ANU leads citizen search for new planet in Solar System

Tuesday 28 March 2017
Professor Brian Cox and ANU astronomer Dr Brad Tucker. Image: Glen Nagle, NASA Tidbinbilla Tracking Station
Professor Brian Cox and ANU astronomer Dr Brad Tucker. Image: Glen Nagle, NASA Tidbinbilla Tracking Station

We have the potential to find a new planet in our Solar System that no human has ever seen in our two-million-year history.

ANU is launching a search for a new planet in our Solar System, inviting anyone around the world with access to the Internet to help make the historic discovery.

Anyone who helps find the so-called Planet 9 will work with ANU astronomers to validate the discovery through the International Astronomical Union.

ANU astrophysicist Dr Brad Tucker is leading the project, which is being launched by Professor Brian Cox during a BBC Stargazing Live broadcast from the ANU Siding Spring Observatory.

"We have the potential to find a new planet in our Solar System that no human has ever seen in our two-million-year history," said Dr Tucker from the ANU Research School of Astronomy and Astrophysics.

Dr Tucker said astronomers had long discussed the likelihood of a ninth planet on the outer edges of the Solar System, but nothing had been found yet.

"Planet 9 is predicted to be a super Earth, about 10 times the mass and up to four times the size of our planet.
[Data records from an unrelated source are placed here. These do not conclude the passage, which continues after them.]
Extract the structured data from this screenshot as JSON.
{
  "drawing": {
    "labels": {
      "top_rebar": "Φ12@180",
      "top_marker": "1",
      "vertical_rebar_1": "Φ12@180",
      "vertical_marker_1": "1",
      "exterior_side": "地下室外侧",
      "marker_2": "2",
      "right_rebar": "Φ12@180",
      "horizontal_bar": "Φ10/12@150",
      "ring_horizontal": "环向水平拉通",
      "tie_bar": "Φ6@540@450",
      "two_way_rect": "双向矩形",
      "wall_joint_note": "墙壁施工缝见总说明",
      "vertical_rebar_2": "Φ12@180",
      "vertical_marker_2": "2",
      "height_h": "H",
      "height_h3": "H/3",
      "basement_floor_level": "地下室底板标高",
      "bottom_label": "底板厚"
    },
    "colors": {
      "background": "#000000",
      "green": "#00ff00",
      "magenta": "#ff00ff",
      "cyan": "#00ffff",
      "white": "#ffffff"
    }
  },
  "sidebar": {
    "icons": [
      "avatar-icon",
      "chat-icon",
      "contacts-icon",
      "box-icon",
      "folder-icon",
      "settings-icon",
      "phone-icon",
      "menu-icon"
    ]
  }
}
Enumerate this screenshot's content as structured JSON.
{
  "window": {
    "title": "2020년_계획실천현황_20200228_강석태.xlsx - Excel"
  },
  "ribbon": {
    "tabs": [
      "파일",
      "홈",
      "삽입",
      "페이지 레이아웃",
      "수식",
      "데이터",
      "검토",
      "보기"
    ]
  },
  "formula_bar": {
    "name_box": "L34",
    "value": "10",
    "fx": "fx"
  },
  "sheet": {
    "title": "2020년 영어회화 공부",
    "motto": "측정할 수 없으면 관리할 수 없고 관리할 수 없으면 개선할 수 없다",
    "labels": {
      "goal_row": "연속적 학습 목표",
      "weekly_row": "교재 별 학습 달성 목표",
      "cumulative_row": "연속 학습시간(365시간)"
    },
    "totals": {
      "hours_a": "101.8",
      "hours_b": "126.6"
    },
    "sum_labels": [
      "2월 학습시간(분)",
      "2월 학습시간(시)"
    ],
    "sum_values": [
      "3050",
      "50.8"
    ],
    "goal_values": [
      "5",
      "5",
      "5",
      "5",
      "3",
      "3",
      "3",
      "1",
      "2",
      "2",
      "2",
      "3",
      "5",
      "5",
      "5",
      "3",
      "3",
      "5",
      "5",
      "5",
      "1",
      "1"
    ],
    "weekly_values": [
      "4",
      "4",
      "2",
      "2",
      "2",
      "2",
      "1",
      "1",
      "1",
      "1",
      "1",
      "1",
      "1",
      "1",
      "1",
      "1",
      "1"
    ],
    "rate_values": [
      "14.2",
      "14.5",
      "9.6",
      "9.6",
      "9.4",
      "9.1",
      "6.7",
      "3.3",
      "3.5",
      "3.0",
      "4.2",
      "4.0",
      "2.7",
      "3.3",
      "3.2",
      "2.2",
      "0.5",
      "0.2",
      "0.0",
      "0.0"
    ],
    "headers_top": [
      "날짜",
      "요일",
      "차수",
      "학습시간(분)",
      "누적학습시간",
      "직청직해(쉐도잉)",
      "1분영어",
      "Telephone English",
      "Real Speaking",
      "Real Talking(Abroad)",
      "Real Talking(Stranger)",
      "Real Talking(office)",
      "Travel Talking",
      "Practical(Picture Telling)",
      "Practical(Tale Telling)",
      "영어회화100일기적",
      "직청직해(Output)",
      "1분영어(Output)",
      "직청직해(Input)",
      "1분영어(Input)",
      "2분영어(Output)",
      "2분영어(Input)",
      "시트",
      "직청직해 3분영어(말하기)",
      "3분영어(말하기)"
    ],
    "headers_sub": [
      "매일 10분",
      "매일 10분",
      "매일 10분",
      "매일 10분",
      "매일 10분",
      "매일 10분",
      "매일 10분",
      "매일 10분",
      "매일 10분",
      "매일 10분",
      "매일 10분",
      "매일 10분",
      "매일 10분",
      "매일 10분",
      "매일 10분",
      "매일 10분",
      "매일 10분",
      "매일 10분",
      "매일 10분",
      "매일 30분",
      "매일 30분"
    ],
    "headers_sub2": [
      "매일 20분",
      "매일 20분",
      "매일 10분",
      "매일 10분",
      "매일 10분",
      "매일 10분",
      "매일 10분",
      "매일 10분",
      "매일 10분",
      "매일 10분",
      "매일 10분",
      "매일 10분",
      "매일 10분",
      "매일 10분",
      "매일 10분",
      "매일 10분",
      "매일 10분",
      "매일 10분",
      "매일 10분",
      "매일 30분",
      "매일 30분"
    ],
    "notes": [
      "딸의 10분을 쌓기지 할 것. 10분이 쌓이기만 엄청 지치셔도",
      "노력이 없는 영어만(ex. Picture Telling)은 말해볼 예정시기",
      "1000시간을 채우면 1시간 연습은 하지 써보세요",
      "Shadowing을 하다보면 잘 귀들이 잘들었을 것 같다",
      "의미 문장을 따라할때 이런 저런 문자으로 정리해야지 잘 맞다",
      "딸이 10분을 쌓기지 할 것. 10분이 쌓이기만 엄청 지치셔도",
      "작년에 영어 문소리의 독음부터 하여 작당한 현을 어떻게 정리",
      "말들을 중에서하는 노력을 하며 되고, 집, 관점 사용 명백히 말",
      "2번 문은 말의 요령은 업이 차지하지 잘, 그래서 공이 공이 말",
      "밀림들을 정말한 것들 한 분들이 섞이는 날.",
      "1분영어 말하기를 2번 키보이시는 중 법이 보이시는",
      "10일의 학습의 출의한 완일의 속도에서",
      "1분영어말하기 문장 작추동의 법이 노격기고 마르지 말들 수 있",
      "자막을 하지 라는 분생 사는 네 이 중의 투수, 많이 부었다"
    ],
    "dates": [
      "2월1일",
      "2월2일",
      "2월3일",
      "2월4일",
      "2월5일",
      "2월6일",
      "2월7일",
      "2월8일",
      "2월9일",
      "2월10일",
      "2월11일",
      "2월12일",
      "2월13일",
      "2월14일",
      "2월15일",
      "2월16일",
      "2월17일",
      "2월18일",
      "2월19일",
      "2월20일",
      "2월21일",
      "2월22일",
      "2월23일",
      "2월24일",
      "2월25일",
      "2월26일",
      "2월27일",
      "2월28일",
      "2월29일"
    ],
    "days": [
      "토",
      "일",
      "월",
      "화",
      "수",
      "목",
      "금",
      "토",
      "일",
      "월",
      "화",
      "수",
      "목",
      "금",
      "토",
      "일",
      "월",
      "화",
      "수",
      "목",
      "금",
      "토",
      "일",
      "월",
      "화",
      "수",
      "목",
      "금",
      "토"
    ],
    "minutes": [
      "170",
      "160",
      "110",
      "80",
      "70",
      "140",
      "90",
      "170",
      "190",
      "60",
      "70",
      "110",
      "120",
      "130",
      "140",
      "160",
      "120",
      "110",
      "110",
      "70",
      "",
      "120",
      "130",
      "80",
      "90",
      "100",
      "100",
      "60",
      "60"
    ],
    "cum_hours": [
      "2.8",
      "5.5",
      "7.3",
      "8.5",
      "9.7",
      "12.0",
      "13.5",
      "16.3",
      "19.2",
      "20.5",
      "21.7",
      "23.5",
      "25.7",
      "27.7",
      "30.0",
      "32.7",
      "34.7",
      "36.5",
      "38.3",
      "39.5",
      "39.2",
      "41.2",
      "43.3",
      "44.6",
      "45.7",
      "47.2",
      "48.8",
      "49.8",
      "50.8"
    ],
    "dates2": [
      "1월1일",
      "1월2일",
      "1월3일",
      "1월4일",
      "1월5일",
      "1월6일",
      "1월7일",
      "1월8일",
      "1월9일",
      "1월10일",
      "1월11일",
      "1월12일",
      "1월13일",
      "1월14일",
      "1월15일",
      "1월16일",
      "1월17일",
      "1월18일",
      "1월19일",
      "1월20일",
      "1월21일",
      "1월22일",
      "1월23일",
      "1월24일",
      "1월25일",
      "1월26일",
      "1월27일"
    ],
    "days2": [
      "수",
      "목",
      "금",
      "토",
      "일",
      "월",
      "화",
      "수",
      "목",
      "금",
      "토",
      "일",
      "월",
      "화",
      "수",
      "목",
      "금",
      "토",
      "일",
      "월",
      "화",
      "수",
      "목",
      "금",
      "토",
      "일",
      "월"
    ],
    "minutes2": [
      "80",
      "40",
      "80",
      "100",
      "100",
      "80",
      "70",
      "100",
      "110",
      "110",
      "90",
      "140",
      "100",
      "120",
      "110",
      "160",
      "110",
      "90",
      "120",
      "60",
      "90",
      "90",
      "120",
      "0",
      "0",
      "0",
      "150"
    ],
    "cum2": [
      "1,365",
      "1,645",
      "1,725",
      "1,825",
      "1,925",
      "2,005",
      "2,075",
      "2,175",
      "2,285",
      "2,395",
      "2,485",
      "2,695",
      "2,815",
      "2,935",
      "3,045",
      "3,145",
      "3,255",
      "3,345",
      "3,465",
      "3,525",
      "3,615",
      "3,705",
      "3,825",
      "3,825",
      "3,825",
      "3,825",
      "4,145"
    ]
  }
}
It's going to be cold and far away, and about 800 times the distance between Earth and the sun. It's pretty mysterious," he said.

The ANU project will allow citizen scientists to use a website to search hundreds of thousands of images taken by the ANU SkyMapper telescope at Siding Spring.

SkyMapper will take 36 images of each part of the southern sky, which is relatively unexplored, and identify changes occurring within the Universe.

Finding Planet 9 involves citizen volunteers scanning the SkyMapper images online to look for differences, Dr Tucker said.

"It's actually not that complicated to find Planet 9. It really is spot the difference. Then you just click on the image, mark what is different and we'll take care of the rest," Dr Tucker said.

He said he expected people to also find and identify other mystery objects in space, including asteroids, comets and dwarf planets like Pluto.

"If you find an asteroid or dwarf planet, you can't actually name it after yourself," Dr Tucker said.

"But you could name it after your wife, brother or sister. We need to follow all of the rules set by the International Astronomical Union."

Dr Tucker said modern computers could not match the passion of millions of people.

"It will be through all our dedication that we can find Planet 9 and other things that move in space," he said.

Co-researcher and Head of SkyMapper Dr Chris Wolf said SkyMapper was the only telescope in the world that maps the whole southern sky.

"Whatever is hiding there that you can't see from the north, we will find it," Dr Wolf said.

From 28 to 30 March at 8pm London time, BBC Stargazing Live hosted by Professor Cox and comedian Dara O Briain is expected to be viewed by around five million people.

The ABC will broadcast an Australian Stargazing Live program from Siding Spring from 4 to 6 April, hosted by Professor Cox and Julia Zemiro.

SkyMapper is a 1.3-metre telescope that is creating a full record of the southern sky for Australian astronomers.

People will be able to participate in the ANU citizen science project to search for Planet 9 at www.zooniverse.org 

More details to come.

Follow the astronomers and presenters as they explore the Universe live from Siding Spring Observatory via our live blog page. We'll take you on an exclusive behind the scenes look at all the action. Join in the conversation using the @scienceANU twitter handle.

Updated:  30 May 2017/Responsible Officer:  RSAA Director/Page Contact:  Webmaster